## Task prompt:
Where an entry below contains an image, skip the image and copy the rest exactly.

(Interface dataset entries)
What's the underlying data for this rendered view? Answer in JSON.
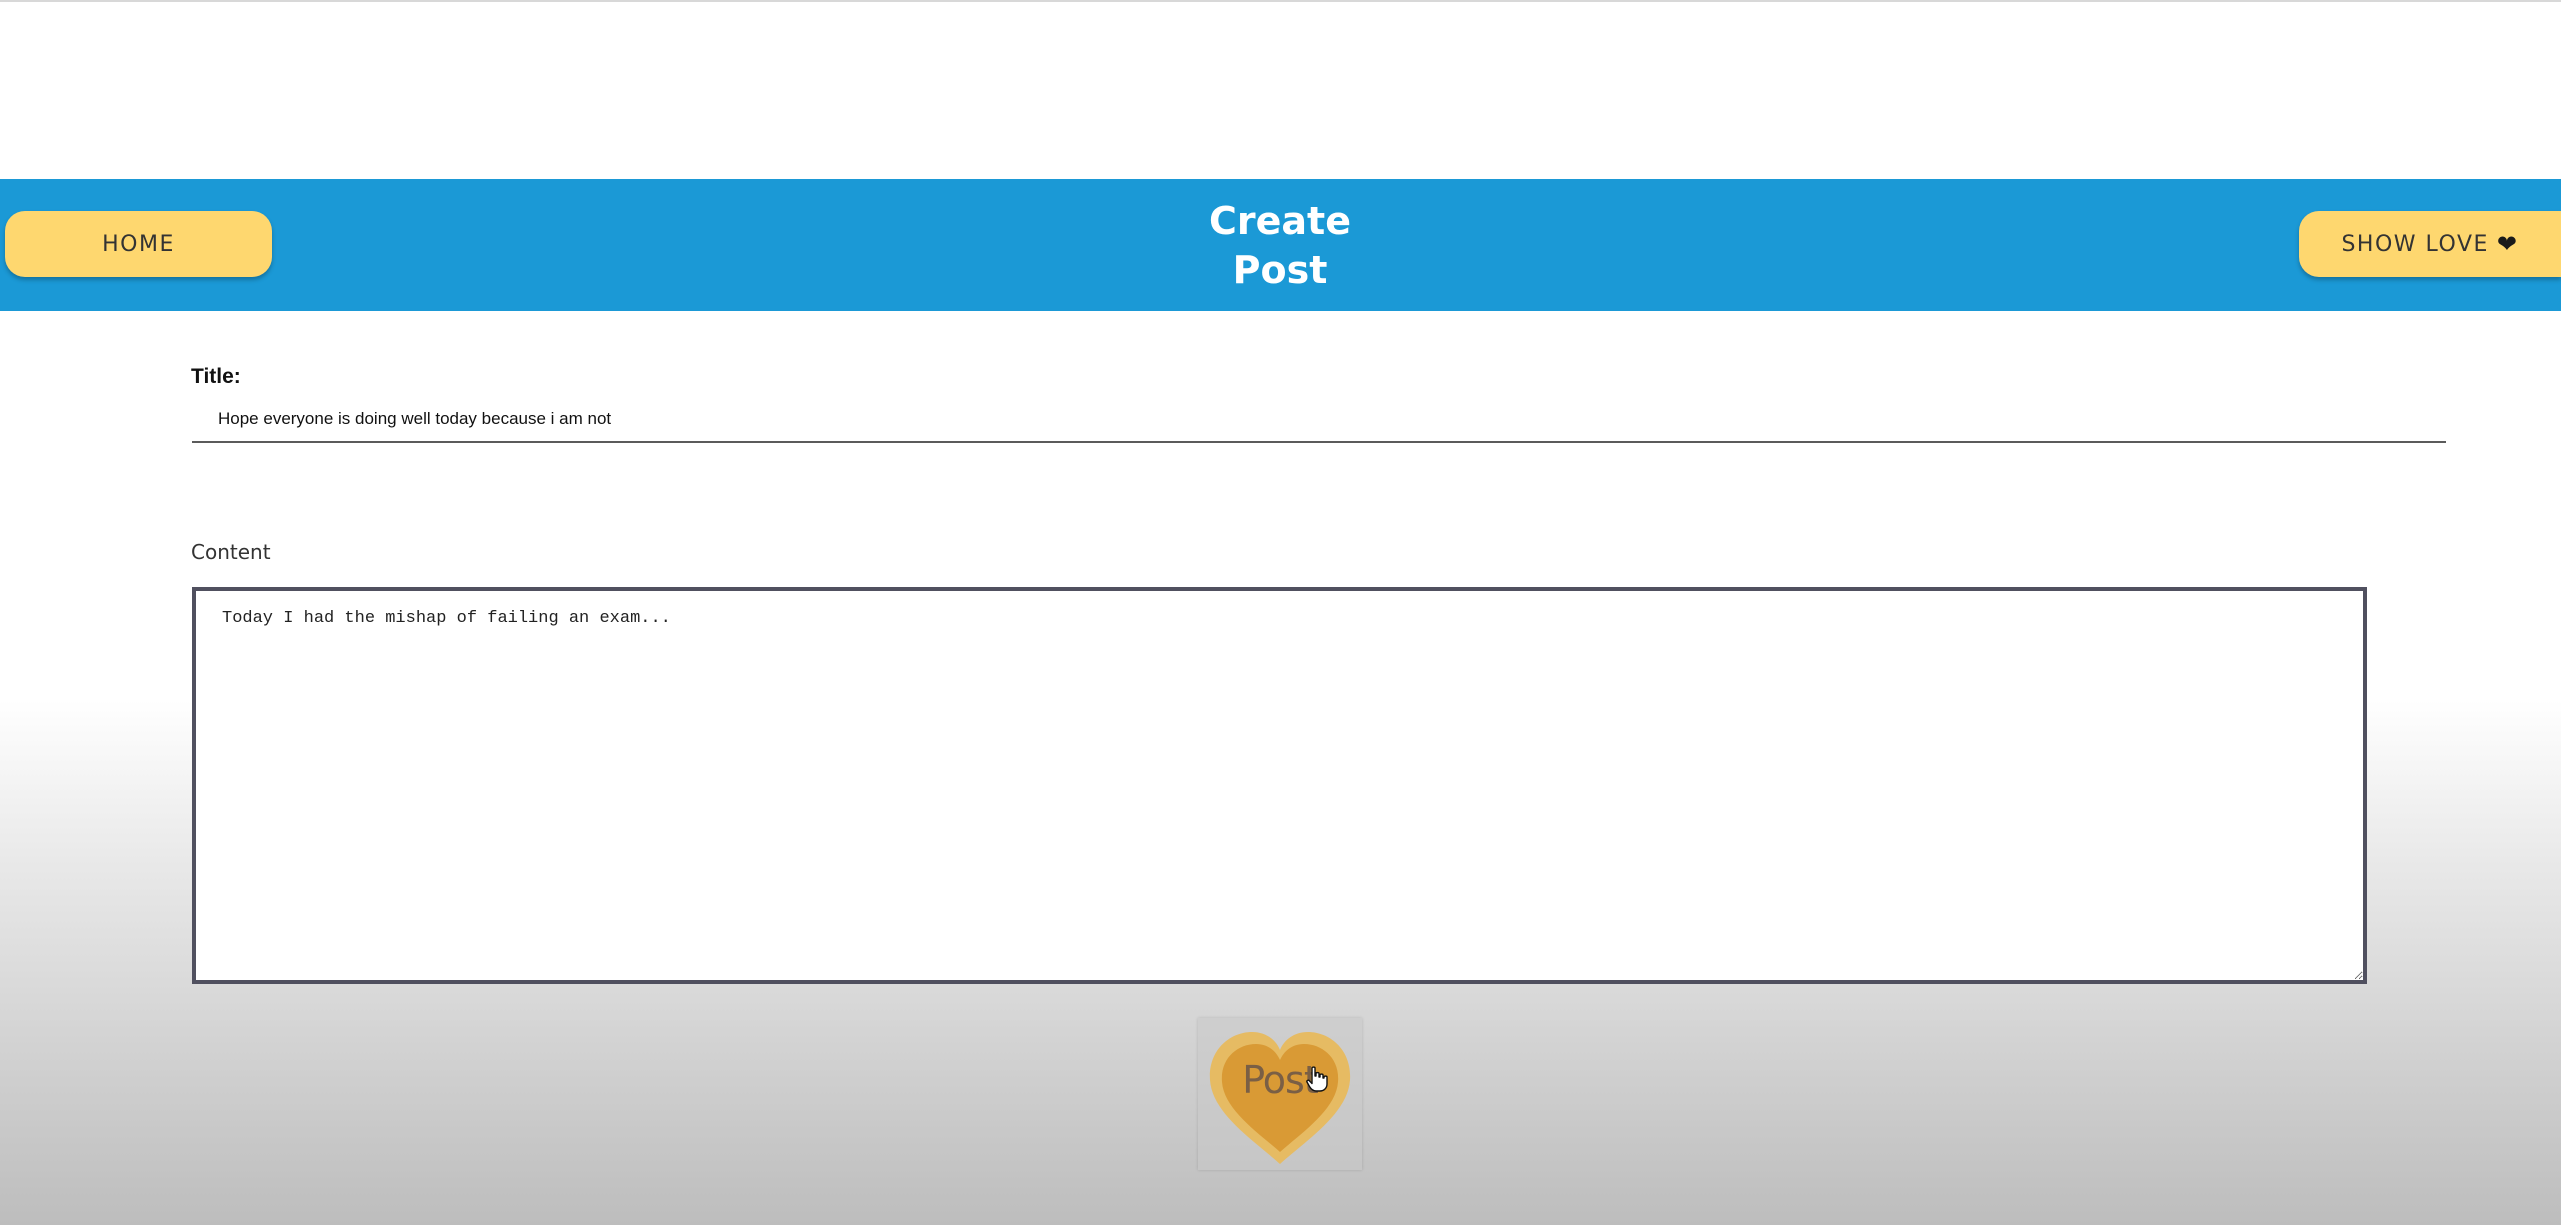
{
  "header": {
    "home_label": "HOME",
    "title_line1": "Create",
    "title_line2": "Post",
    "show_love_label": "SHOW LOVE",
    "show_love_icon": "heart-icon"
  },
  "form": {
    "title_label": "Title:",
    "title_value": "Hope everyone is doing well today because i am not",
    "content_label": "Content",
    "content_value": "Today I had the mishap of failing an exam..."
  },
  "post_button": {
    "label": "Post",
    "icon": "heart-icon"
  },
  "colors": {
    "header_bg": "#1b99d6",
    "button_bg": "#fed76f",
    "heart_outer": "#e0b45a",
    "heart_inner": "#d99a35"
  }
}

## Solved exercise:
What's the underlying data for this rendered view? Answer in JSON.
{
  "header": {
    "home_label": "HOME",
    "title_line1": "Create",
    "title_line2": "Post",
    "show_love_label": "SHOW LOVE",
    "show_love_icon": "heart-icon"
  },
  "form": {
    "title_label": "Title:",
    "title_value": "Hope everyone is doing well today because i am not",
    "content_label": "Content",
    "content_value": "Today I had the mishap of failing an exam..."
  },
  "post_button": {
    "label": "Post",
    "icon": "heart-icon"
  },
  "colors": {
    "header_bg": "#1b99d6",
    "button_bg": "#fed76f",
    "heart_outer": "#e0b45a",
    "heart_inner": "#d99a35"
  }
}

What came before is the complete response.